In today’s largely postmodern culture, showing vs. telling has new significance and great appeal. Many people are going to need to be lovingly touched over and over again before they are ready to listen to our message. Sowing seeds must come before harvesting. Church planter Paul reminds us of how God works: “I have planted, Apollos watered, but God gave the increase” (1 Corinthians 3:6). This implies evangelism is a process, not an event. It’s also often a team effort.

Servant evangelism often introduces nonbelievers to a new kind of selfless Christianity they’ve never seen—sometimes planting a seed of curiosity or interest in the faith for future harvest. Our joy often prompts people to ask questions about our message.

Recipients often ask why the service acts are free. Servant evangelism teams are taught a standard “tagline” reply: “We just wanted to show you God’s love in a practical way.” That’s all we need to say.

“It blows people away that we’re not asking them for anything,” says Dennis D’Augostine, Scranton team leader. “Then when they’re looking for a place to go on Easter or Christmas, they come visit us. And when they finally hear the gospel, they hear it in the context of all the service and caring they’ve received over the last year in our community.”

Benefits of servant evangelism
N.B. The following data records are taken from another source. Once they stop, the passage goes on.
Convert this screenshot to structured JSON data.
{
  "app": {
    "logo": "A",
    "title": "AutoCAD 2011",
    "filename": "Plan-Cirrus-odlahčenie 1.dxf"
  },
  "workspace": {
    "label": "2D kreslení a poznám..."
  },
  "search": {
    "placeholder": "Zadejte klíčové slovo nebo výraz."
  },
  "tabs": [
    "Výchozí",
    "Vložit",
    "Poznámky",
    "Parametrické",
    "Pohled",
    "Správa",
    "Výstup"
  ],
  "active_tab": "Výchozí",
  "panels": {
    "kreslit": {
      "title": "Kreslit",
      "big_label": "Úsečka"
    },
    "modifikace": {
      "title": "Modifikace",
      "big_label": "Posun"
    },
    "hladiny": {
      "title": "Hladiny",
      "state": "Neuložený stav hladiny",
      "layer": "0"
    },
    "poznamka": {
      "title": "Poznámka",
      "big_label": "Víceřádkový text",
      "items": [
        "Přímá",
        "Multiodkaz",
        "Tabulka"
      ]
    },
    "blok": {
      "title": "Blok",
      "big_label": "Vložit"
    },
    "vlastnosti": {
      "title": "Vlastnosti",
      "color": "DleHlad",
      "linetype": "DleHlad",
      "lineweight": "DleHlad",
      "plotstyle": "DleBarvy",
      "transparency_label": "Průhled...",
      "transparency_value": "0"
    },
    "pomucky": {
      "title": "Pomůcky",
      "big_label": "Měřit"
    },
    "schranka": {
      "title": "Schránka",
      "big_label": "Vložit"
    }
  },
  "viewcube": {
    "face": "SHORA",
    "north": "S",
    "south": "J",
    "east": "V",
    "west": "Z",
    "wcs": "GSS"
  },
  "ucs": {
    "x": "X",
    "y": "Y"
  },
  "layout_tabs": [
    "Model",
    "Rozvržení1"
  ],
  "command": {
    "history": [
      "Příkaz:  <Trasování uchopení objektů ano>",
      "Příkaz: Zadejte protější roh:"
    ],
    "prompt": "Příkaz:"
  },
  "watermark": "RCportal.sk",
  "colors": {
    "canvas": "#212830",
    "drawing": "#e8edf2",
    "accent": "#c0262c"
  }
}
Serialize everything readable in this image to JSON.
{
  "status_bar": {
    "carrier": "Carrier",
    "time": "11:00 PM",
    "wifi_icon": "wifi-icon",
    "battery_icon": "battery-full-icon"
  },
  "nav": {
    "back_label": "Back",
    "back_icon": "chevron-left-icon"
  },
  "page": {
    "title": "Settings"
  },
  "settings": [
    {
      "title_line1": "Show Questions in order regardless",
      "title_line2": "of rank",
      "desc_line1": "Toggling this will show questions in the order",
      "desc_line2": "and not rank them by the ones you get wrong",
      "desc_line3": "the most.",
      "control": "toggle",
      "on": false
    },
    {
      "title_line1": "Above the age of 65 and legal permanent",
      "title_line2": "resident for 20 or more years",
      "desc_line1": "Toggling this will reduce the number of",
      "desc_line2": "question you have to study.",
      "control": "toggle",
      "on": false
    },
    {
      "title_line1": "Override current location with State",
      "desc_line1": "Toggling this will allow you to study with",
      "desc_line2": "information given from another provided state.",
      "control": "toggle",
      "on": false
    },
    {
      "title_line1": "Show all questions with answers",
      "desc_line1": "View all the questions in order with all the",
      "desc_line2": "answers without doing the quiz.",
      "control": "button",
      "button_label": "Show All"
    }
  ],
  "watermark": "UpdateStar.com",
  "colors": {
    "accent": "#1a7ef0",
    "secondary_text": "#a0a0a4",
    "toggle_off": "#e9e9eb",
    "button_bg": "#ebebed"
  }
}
  • Easy. Anyone can do it—even new believers.
  • Inexpensive. Many projects require little budget and only a few people.
  • Attention-getting. It creates a positive impression of your church; money can’t buy reputation.
  • Impactful. Givers are transformed, moving believers closer to a lifestyle of consistent witnessing.
  • Heart-changing. Churches are changed, becoming more others-focused and generous with God’s love—an antidote to consumerism.

“Small things done with great love will change hearts.” That’s the ministry philosophy of Pastor Steve Sjogren, whose book, Conspiracy of Kindness, has become the “Bible” for those doing servant evangelism. It gives hundreds of practical projects any church can do. His website, servantevangelism.com, gives lots of ideas as well as sample connection cards and suggestions on where to order supplies in bulk. You can also sign up for his free e-newsletter.

In today’s world, talk is cheap.  That’s why “go-and-do” churches tend to thrive more than “come-and-see” churches.

Ken Davis has over 30 years of church-planting experience in Indiana, South Carolina, and Pennsylvania. Besides training and coaching church planters at Baptist Bible Seminary, he is one of the main teachers at the annual School of Church Planting, which has trained over 350 church developers. Formerly he taught missions at Crossroads Bible College in Indianapolis, where he focused on reaching urban and ethnic Americans. Ken is now finishing up his DMin in missiology at Trinity Evangelical Divinity School, Deerfield, Ill., and can be reached at kdavis@bbc.edu.